Habitat: During migration, American Golden-Plovers will utilize native prairie, pastures, tilled farmland, burned fields, golf courses, airports, mudflats, and shorelines. They frequent plowed fields in spring.
Diet: Their diet varies greatly including invertebrates, berries, leaves, and seeds.
Nesting and reproduction: The American Golden-Plover has never been recorded nesting in Tennessee.
Status in Tennessee: Fairly common spring migrant found from as early as late February through May. They are much less common in fall, but occur from early July through November (rarely).
Large groups (>1200 birds) can be found in Tennessee in spring in appropriate habitat, whereas the similar Black-bellied Plover rarely occurs in groups over 10-15 individuals.
- In late March 2009 in eastern Arkansas, birders observed >10,000 American Golden Plovers in one agricultural field, with an additional 8,000 in a nearby field.
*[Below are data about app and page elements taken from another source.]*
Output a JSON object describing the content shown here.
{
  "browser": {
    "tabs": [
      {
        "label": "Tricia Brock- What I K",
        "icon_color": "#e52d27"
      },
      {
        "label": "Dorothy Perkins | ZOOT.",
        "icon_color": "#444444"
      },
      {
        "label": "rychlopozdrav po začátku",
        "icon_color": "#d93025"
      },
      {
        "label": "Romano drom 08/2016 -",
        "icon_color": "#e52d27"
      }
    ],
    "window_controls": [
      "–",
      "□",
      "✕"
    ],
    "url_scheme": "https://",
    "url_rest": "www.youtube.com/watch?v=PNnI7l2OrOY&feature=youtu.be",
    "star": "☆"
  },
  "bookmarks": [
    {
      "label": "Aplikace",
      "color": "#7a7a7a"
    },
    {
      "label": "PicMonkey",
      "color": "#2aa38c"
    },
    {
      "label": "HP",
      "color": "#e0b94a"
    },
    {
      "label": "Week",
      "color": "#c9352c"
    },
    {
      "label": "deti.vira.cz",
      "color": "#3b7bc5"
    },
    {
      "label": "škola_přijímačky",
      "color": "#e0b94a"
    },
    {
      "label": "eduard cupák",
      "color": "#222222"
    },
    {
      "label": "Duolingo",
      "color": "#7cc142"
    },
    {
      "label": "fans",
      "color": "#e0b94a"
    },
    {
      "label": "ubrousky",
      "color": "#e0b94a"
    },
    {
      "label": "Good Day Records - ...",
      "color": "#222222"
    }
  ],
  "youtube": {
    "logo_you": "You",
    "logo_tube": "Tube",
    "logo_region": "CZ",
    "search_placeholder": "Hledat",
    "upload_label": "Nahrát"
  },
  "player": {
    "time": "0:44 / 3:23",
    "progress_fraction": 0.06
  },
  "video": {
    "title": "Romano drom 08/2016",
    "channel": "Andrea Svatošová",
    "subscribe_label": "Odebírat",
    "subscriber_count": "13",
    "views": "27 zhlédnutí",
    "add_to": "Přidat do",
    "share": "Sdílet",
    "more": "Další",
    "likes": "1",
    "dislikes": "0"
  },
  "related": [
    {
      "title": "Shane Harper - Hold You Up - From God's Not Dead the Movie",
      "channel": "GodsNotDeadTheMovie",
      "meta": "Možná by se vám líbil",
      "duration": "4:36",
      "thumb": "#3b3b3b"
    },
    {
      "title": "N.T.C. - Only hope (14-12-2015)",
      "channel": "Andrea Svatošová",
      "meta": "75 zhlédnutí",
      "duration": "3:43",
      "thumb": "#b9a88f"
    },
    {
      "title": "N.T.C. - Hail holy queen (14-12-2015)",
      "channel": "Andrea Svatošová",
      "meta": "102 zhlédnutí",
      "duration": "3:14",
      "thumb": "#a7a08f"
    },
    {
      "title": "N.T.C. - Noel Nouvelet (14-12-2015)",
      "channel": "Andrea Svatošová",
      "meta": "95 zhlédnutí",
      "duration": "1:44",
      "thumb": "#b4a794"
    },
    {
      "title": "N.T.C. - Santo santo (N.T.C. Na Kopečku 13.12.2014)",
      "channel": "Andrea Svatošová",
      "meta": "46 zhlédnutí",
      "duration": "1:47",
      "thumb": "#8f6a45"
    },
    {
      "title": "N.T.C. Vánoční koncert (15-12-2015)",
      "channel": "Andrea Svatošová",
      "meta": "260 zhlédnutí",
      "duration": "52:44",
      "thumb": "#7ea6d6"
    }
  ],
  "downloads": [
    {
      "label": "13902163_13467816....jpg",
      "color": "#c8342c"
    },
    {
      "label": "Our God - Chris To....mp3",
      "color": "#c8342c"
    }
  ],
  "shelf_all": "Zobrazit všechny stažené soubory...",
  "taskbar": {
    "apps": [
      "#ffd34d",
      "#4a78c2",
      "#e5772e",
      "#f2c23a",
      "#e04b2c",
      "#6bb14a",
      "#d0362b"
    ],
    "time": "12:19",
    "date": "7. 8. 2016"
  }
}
The global population is estimated to be approximately 150,000 individuals. Considering the observed estimates were conservative, possibly 15% of the entire population of the species occurred in this one relatively small area at one time.
- The American Golden-Plover has a circular migration route. In the fall, they fly offshore from the East Coast of North America nonstop to South America. In spring, they pass primarily through the middle of North America to reach its Arctic breeding grounds.
- Adult American Golden-Plovers leave their Arctic breeding grounds in early summer, but juveniles will often not begin migration until late summer or early fall. Some adults arrive on the wintering grounds in southern South America before the last juveniles have left the Arctic.
- In 1993 the American Ornithologists Union split the Golden Plover into two species: the Pacific and Atlantic Golden-Plovers.
Best places to see in Tennessee: Typically the best places to see American Golden-Plovers are in West Tennessee in March and April in plowed agricultural fields.
They can occur anywhere there is suitable open, short grass, plowed fields, mud flats, etc. Abundance is lower in East Tennessee than in West and Middle Tennessee.
Johnson, O.W., and P.G. Connors. 1996. American Golden-Plover (Pluvialis dominica), Pacific Golden-Plover (Pluvialis fulva). In The Birds of North America, No. 201-202 (A. Poole and F. Gill, eds.). The Academy of Natural Sciences, Philadelphia, and The American Ornithologists' Union, Washington, D.C.
Paulson, D. 2005. Shorebirds of North America. Princeton University Press, Princeton, NJ.
Robinson J. C. 1990. An Annotated Checklist of the Birds of Tennessee. Univ. of TN Press, Knoxville, TN.
Sibley, D. A. 2000. The Sibley Guide to Birds. A. A. Knopf, New York, NY.